An appeals court has ruled that the performance of a "Christmas Spectacular," which includes a mannequin Nativity scene, at a public high school in Indiana did not violate the U.S. Constitution
A three-judge panel from the U.S. Court of Appeals for the Seventh Circuit in Chicago has ruled that the Performing Arts Department at Concord High School in Elkhart will be able to continue performing a revised version of the annual winter holiday show.
"We are not prepared to say that a nativity scene in a school performance automatically constitutes an Establishment Clause violation," the judges wrote in the 26-page summary, as reported by Goshen News.
"Nevertheless, the nativity story is a core part of Christianity, and it would be silly to pretend otherwise. Many nativity scenes therefore run a serious risk of giving a reasonable viewer the impression of religion endorsement," they added.
The performance came under fire in 2015 when the Wisconsin-based Freedom From Religion Foundation filed a lawsuit alleging that the show had violated the First Amendment's prohibition on government establishment of religion.
Concord Community Schools offered to make some revisions, including the removal of scriptural references from the Nativity scene and adding songs from other religious holidays such as Hannukah and Kwanzaa.
After a district court ruled that the changes did not go far enough, the music department stripped the New Testament readings and replaced the live actors with mannequins for the Nativity portion of the show.
The FFRF complained that the revised version still violated the constitution, but U.S. District Court Judge Jon DeGuilio disagreed. In his September 2016 ruling, the judge ruled that the "Christmas Spectacular" — as it was performed in 2015 — did not violate the Constitution, but noted that the previous version, including the initial revised version, was in violation of the establishment clause.
The appellate court judges agreed with DeGuilio, noting that the revised version no longer stands out as the show's centerpiece and that "it has become just another visual complement for a single song."
They further stated that the show can be performed in its current state, saying the 2015 version "would not cause a reasonable observer to believe that Concord is signing off on a particular religious message."

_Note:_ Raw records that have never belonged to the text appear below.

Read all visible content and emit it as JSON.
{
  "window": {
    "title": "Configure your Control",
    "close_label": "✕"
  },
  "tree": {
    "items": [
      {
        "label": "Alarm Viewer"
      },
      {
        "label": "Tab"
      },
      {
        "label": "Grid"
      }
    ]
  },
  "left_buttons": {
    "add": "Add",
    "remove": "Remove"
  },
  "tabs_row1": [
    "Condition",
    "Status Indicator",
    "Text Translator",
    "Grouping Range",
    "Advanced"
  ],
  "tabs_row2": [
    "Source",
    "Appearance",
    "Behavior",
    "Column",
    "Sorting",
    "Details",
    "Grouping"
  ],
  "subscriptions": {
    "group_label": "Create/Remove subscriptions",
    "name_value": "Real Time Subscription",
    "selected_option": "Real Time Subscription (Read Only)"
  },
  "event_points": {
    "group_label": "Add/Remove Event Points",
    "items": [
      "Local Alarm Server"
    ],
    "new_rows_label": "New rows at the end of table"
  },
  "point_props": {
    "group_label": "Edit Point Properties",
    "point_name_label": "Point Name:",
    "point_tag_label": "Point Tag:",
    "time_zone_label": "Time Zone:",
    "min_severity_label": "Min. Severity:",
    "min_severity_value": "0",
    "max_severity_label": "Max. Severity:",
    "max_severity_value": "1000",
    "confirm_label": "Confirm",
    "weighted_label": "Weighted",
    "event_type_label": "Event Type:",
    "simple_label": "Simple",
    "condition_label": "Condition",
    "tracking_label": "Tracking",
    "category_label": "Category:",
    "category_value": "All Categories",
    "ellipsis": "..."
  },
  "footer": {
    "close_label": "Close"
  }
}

"But ultimately, we agree with the district court that in 2015 Concord sincerely and primarily aimed to put on an entertaining and pedagogically useful winter concert. We thus find the 2015 iteration of the Spectacular constitutional no matter which lens we use for evaluation," the judges wrote.
The FFRF described the ruling as a "partial win," but noted that the organization is still considering whether to request the case to be heard before the entire Seventh Circuit.
Concord Community Schools Superintendent John Trout thanked the court for the decision, adding that the school can now begin preparing for this year's performance, where students are allowed display their musical talents.